» ASSIGNMENT: Using the string "Dashboard" as the key, pull each matching line out of the records below.

(Page and application data records)
• • • • •
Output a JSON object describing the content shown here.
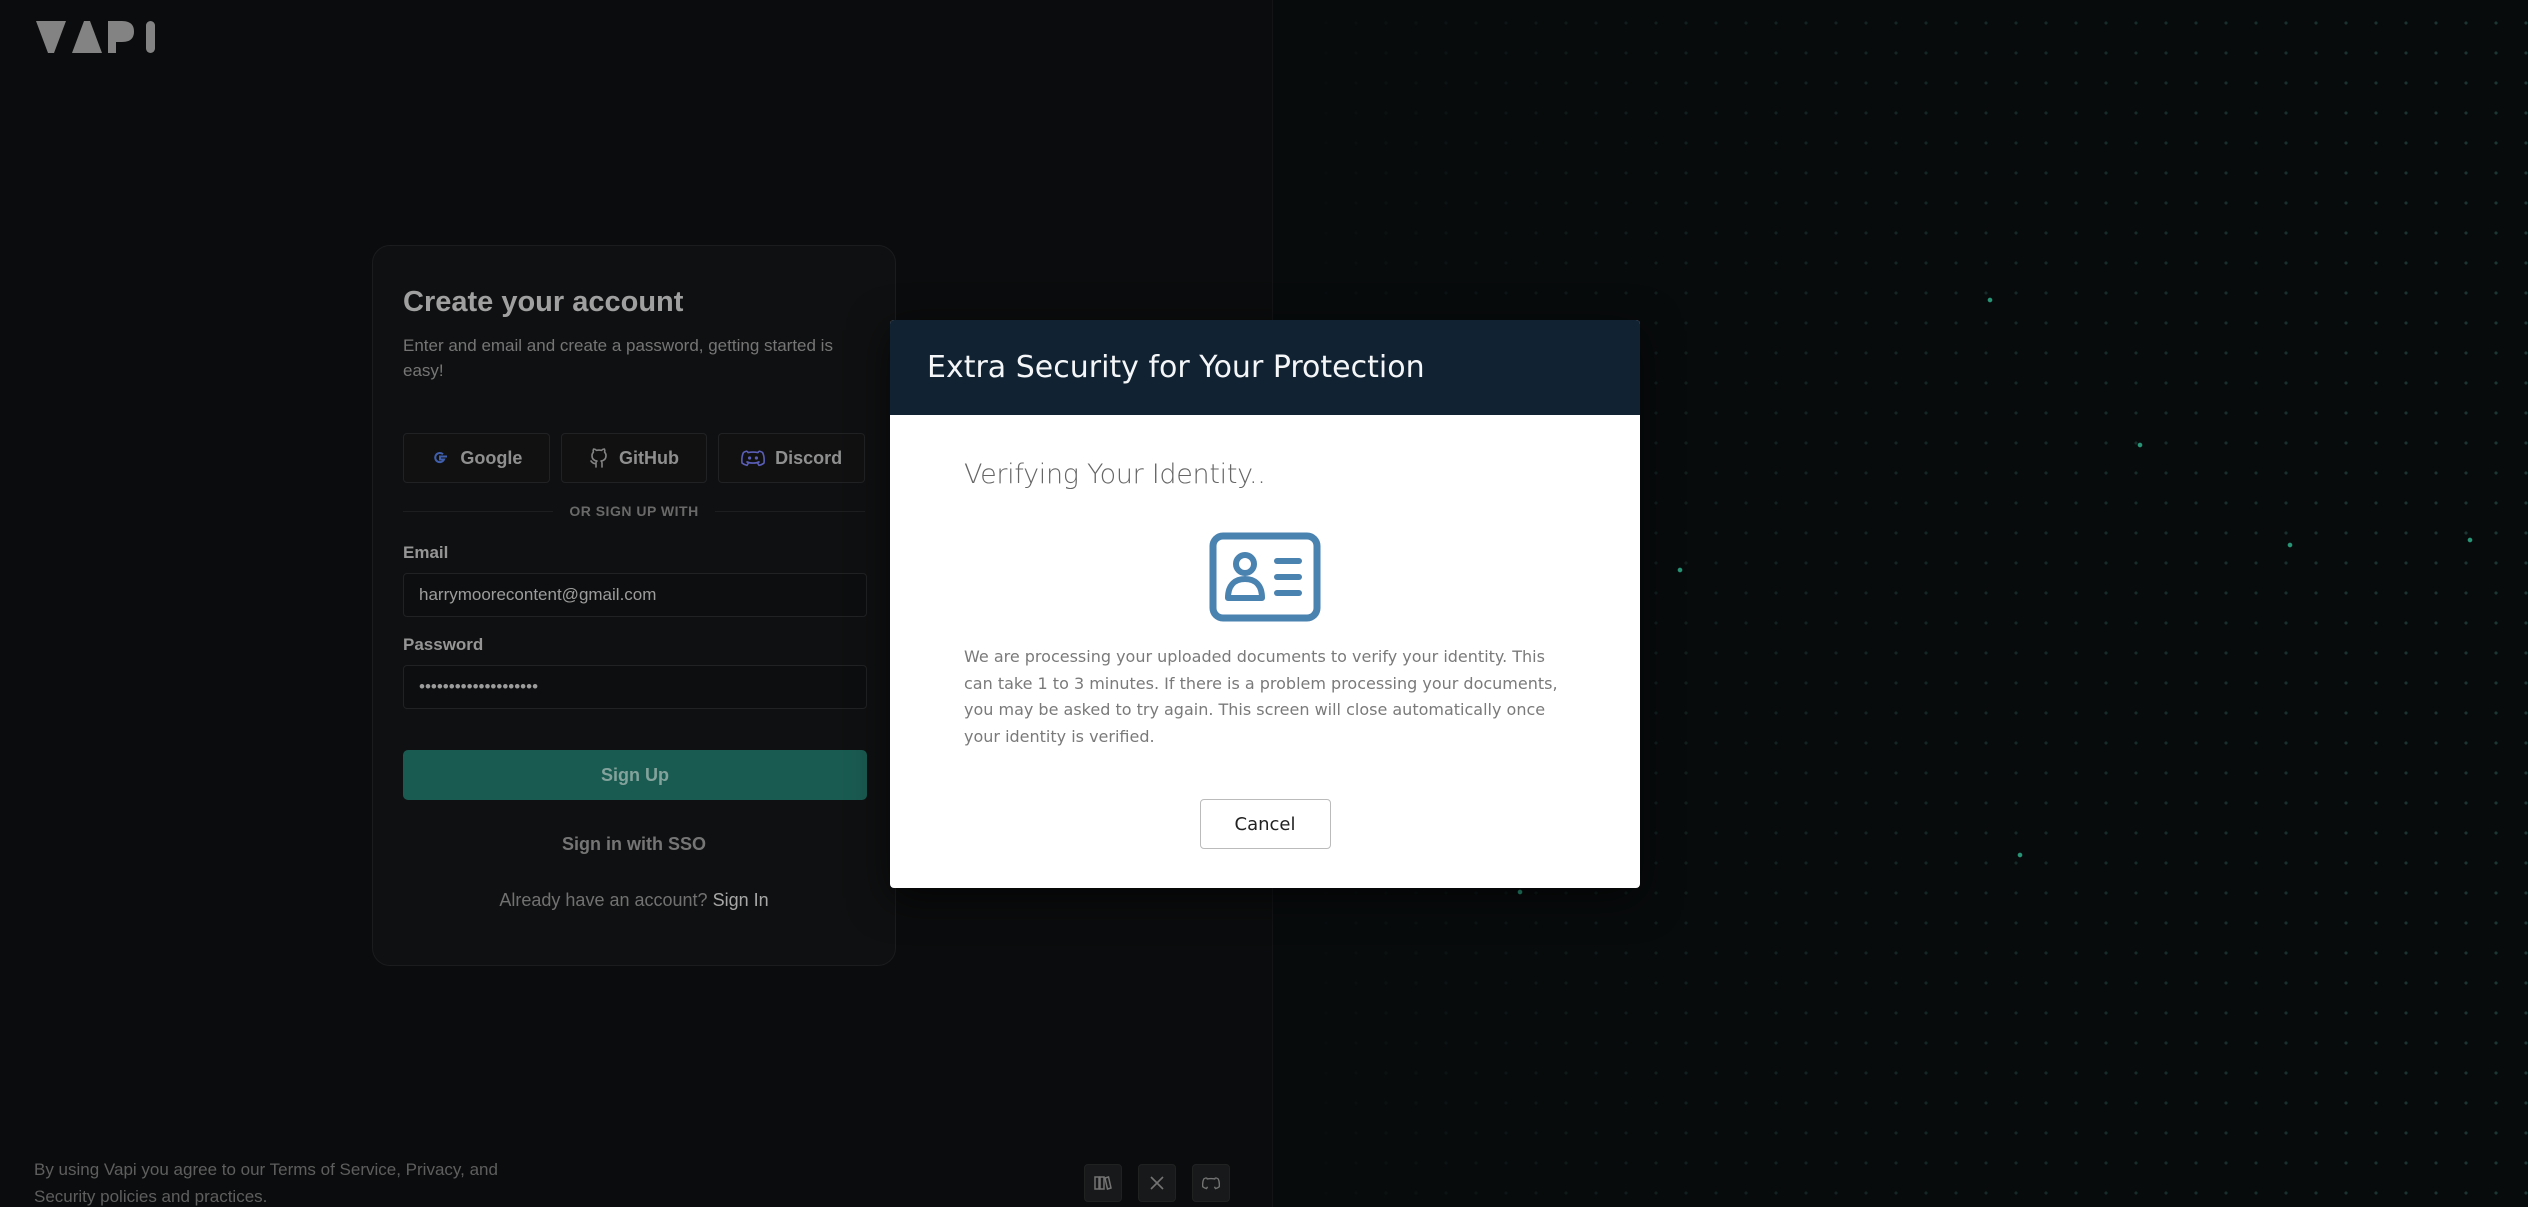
{
  "brand": {
    "logo_text": "VAPI"
  },
  "signup": {
    "title": "Create your account",
    "subtitle": "Enter and email and create a password, getting started is easy!",
    "oauth": [
      {
        "label": "Google",
        "icon": "google-icon"
      },
      {
        "label": "GitHub",
        "icon": "github-icon"
      },
      {
        "label": "Discord",
        "icon": "discord-icon"
      }
    ],
    "divider": "OR SIGN UP WITH",
    "email_label": "Email",
    "email_value": "harrymoorecontent@gmail.com",
    "password_label": "Password",
    "password_value": "••••••••••••••••••••",
    "signup_button": "Sign Up",
    "sso_link": "Sign in with SSO",
    "already_text": "Already have an account?",
    "signin_link": "Sign In"
  },
  "footer": {
    "legal": "By using Vapi you agree to our Terms of Service, Privacy, and Security policies and practices.",
    "social_icons": [
      "docs-icon",
      "x-icon",
      "discord-icon"
    ]
  },
  "modal": {
    "header": "Extra Security for Your Protection",
    "title": "Verifying Your Identity..",
    "icon": "id-card-icon",
    "message": "We are processing your uploaded documents to verify your identity. This can take 1 to 3 minutes. If there is a problem processing your documents, you may be asked to try again. This screen will close automatically once your identity is verified.",
    "cancel_button": "Cancel"
  },
  "colors": {
    "accent": "#1f6b60",
    "modal_header": "#112233",
    "id_icon": "#4a82b0"
  }
}
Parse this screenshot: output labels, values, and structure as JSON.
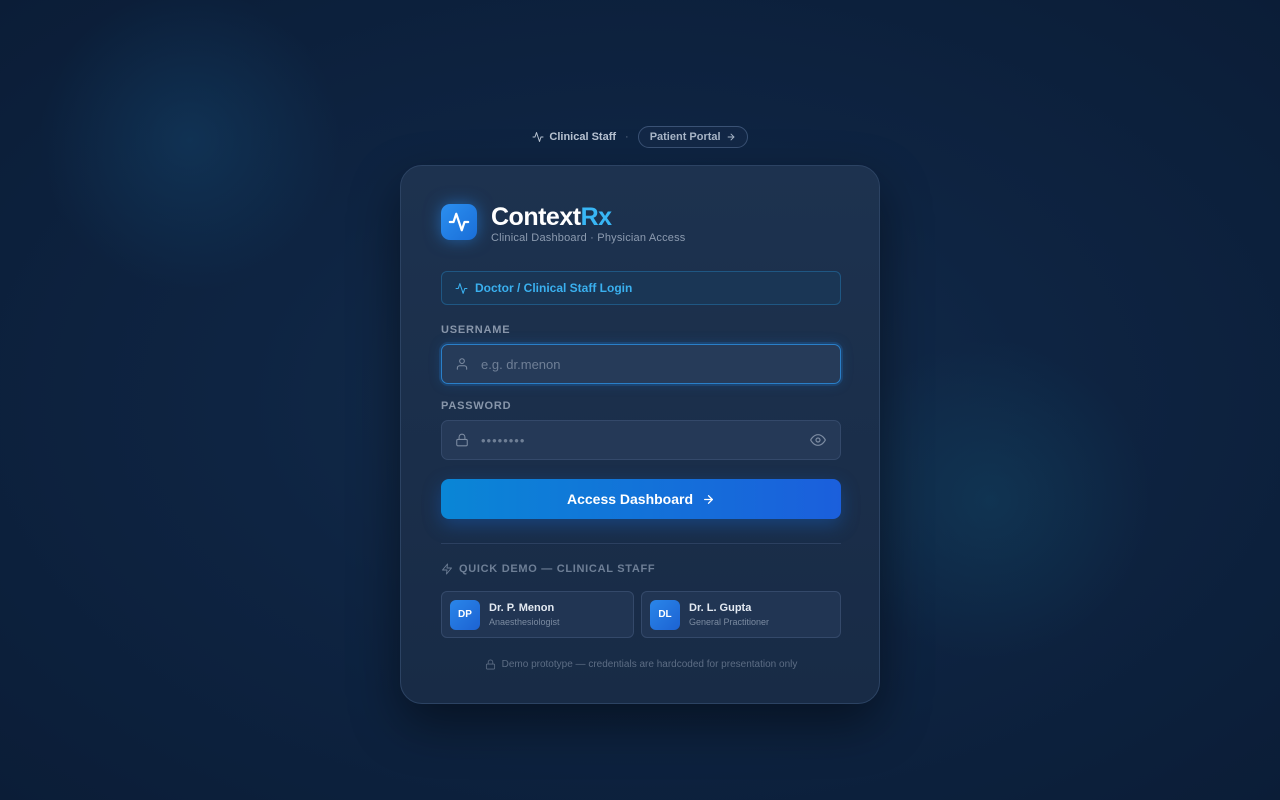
{
  "topbar": {
    "staff_label": "Clinical Staff",
    "separator": "·",
    "portal_label": "Patient Portal"
  },
  "brand": {
    "name_main": "Context",
    "name_accent": "Rx",
    "subtitle": "Clinical Dashboard · Physician Access"
  },
  "role_banner": {
    "label": "Doctor / Clinical Staff Login"
  },
  "form": {
    "username_label": "USERNAME",
    "username_placeholder": "e.g. dr.menon",
    "password_label": "PASSWORD",
    "password_placeholder": "••••••••",
    "submit_label": "Access Dashboard"
  },
  "demo": {
    "title": "QUICK DEMO — CLINICAL STAFF",
    "accounts": [
      {
        "initials": "DP",
        "name": "Dr. P. Menon",
        "role": "Anaesthesiologist"
      },
      {
        "initials": "DL",
        "name": "Dr. L. Gupta",
        "role": "General Practitioner"
      }
    ]
  },
  "footnote": "Demo prototype — credentials are hardcoded for presentation only",
  "colors": {
    "accent": "#38b6f5",
    "button_start": "#0a86d6",
    "button_end": "#1b5fdc",
    "background": "#0e2442"
  },
  "icons": {
    "staff": "activity-icon",
    "portal": "arrow-right-icon",
    "logo": "activity-icon",
    "username": "user-icon",
    "password": "lock-icon",
    "reveal": "eye-icon",
    "demo": "zap-icon",
    "footnote": "lock-icon"
  }
}
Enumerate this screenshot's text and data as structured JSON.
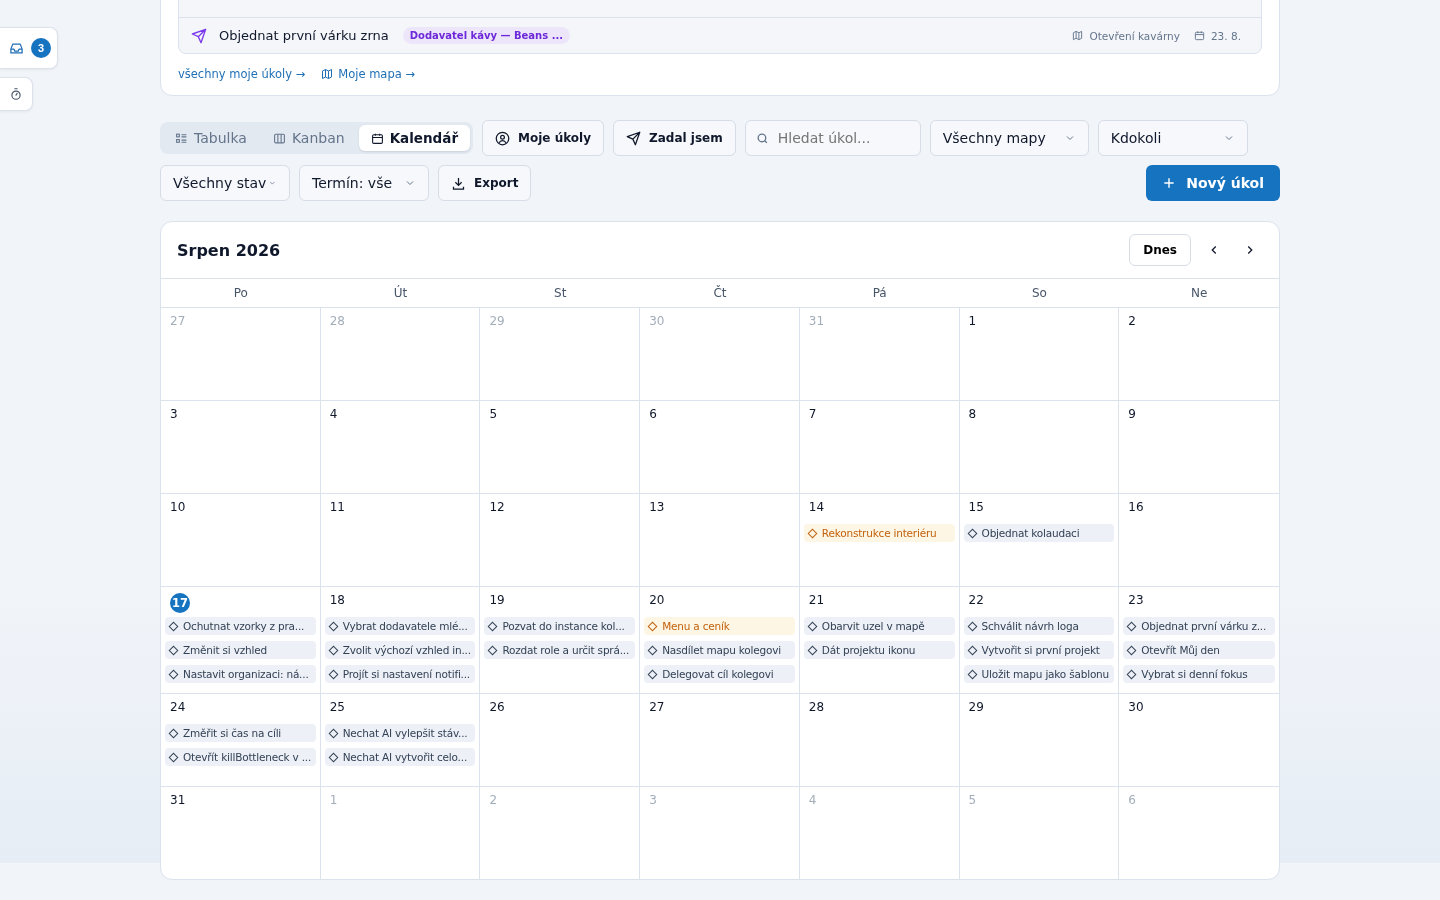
{
  "side_buttons": {
    "inbox_count": "3"
  },
  "my_tasks": {
    "rows": [
      {
        "title": "Objednat první várku zrna",
        "tag": "Dodavatel kávy — Beans ...",
        "map": "Otevření kavárny",
        "date": "23. 8.",
        "overdue": false
      }
    ],
    "links": [
      "všechny moje úkoly →",
      "Moje mapa →"
    ]
  },
  "view_tabs": [
    {
      "label": "Tabulka",
      "selected": false
    },
    {
      "label": "Kanban",
      "selected": false
    },
    {
      "label": "Kalendář",
      "selected": true
    }
  ],
  "filters": {
    "mine": "Moje úkoly",
    "assigned": "Zadal jsem",
    "search": {
      "placeholder": "Hledat úkol..."
    },
    "map_select": "Všechny mapy",
    "person_select": "Kdokoli",
    "status_select": "Všechny stav",
    "due_select": "Termín: vše",
    "export": "Export",
    "new_task": "Nový úkol"
  },
  "calendar": {
    "title": "Srpen 2026",
    "today_button": "Dnes",
    "weekdays": [
      "Po",
      "Út",
      "St",
      "Čt",
      "Pá",
      "So",
      "Ne"
    ],
    "weeks": [
      [
        {
          "day": "27",
          "muted": true,
          "today": false
        },
        {
          "day": "28",
          "muted": true,
          "today": false
        },
        {
          "day": "29",
          "muted": true,
          "today": false
        },
        {
          "day": "30",
          "muted": true,
          "today": false
        },
        {
          "day": "31",
          "muted": true,
          "today": false
        },
        {
          "day": "1",
          "muted": false,
          "today": false
        },
        {
          "day": "2",
          "muted": false,
          "today": false
        }
      ],
      [
        {
          "day": "3",
          "muted": false,
          "today": false
        },
        {
          "day": "4",
          "muted": false,
          "today": false
        },
        {
          "day": "5",
          "muted": false,
          "today": false
        },
        {
          "day": "6",
          "muted": false,
          "today": false
        },
        {
          "day": "7",
          "muted": false,
          "today": false
        },
        {
          "day": "8",
          "muted": false,
          "today": false
        },
        {
          "day": "9",
          "muted": false,
          "today": false
        }
      ],
      [
        {
          "day": "10",
          "muted": false,
          "today": false
        },
        {
          "day": "11",
          "muted": false,
          "today": false
        },
        {
          "day": "12",
          "muted": false,
          "today": false
        },
        {
          "day": "13",
          "muted": false,
          "today": false
        },
        {
          "day": "14",
          "muted": false,
          "today": false,
          "tasks": [
            {
              "title": "Rekonstrukce interiéru",
              "highlight": true
            }
          ]
        },
        {
          "day": "15",
          "muted": false,
          "today": false,
          "tasks": [
            {
              "title": "Objednat kolaudaci",
              "highlight": false
            }
          ]
        },
        {
          "day": "16",
          "muted": false,
          "today": false
        }
      ],
      [
        {
          "day": "17",
          "muted": false,
          "today": true,
          "tasks": [
            {
              "title": "Ochutnat vzorky z pra...",
              "highlight": false
            },
            {
              "title": "Změnit si vzhled",
              "highlight": false
            },
            {
              "title": "Nastavit organizaci: ná...",
              "highlight": false
            }
          ]
        },
        {
          "day": "18",
          "muted": false,
          "today": false,
          "tasks": [
            {
              "title": "Vybrat dodavatele mlé...",
              "highlight": false
            },
            {
              "title": "Zvolit výchozí vzhled in...",
              "highlight": false
            },
            {
              "title": "Projít si nastavení notifi...",
              "highlight": false
            }
          ]
        },
        {
          "day": "19",
          "muted": false,
          "today": false,
          "tasks": [
            {
              "title": "Pozvat do instance kol...",
              "highlight": false
            },
            {
              "title": "Rozdat role a určit sprá...",
              "highlight": false
            }
          ]
        },
        {
          "day": "20",
          "muted": false,
          "today": false,
          "tasks": [
            {
              "title": "Menu a ceník",
              "highlight": true
            },
            {
              "title": "Nasdílet mapu kolegovi",
              "highlight": false
            },
            {
              "title": "Delegovat cíl kolegovi",
              "highlight": false
            }
          ]
        },
        {
          "day": "21",
          "muted": false,
          "today": false,
          "tasks": [
            {
              "title": "Obarvit uzel v mapě",
              "highlight": false
            },
            {
              "title": "Dát projektu ikonu",
              "highlight": false
            }
          ]
        },
        {
          "day": "22",
          "muted": false,
          "today": false,
          "tasks": [
            {
              "title": "Schválit návrh loga",
              "highlight": false
            },
            {
              "title": "Vytvořit si první projekt",
              "highlight": false
            },
            {
              "title": "Uložit mapu jako šablonu",
              "highlight": false
            }
          ]
        },
        {
          "day": "23",
          "muted": false,
          "today": false,
          "tasks": [
            {
              "title": "Objednat první várku z...",
              "highlight": false
            },
            {
              "title": "Otevřít Můj den",
              "highlight": false
            },
            {
              "title": "Vybrat si denní fokus",
              "highlight": false
            }
          ]
        }
      ],
      [
        {
          "day": "24",
          "muted": false,
          "today": false,
          "tasks": [
            {
              "title": "Změřit si čas na cíli",
              "highlight": false
            },
            {
              "title": "Otevřít killBottleneck v ...",
              "highlight": false
            }
          ]
        },
        {
          "day": "25",
          "muted": false,
          "today": false,
          "tasks": [
            {
              "title": "Nechat AI vylepšit stáv...",
              "highlight": false
            },
            {
              "title": "Nechat AI vytvořit celo...",
              "highlight": false
            }
          ]
        },
        {
          "day": "26",
          "muted": false,
          "today": false
        },
        {
          "day": "27",
          "muted": false,
          "today": false
        },
        {
          "day": "28",
          "muted": false,
          "today": false
        },
        {
          "day": "29",
          "muted": false,
          "today": false
        },
        {
          "day": "30",
          "muted": false,
          "today": false
        }
      ],
      [
        {
          "day": "31",
          "muted": false,
          "today": false
        },
        {
          "day": "1",
          "muted": true,
          "today": false
        },
        {
          "day": "2",
          "muted": true,
          "today": false
        },
        {
          "day": "3",
          "muted": true,
          "today": false
        },
        {
          "day": "4",
          "muted": true,
          "today": false
        },
        {
          "day": "5",
          "muted": true,
          "today": false
        },
        {
          "day": "6",
          "muted": true,
          "today": false
        }
      ]
    ]
  }
}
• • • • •
» TASK OUTPUT:
    "subtitle": "Clinical Dashboard · Physician Access"
    "submit_label": "Access Dashboard"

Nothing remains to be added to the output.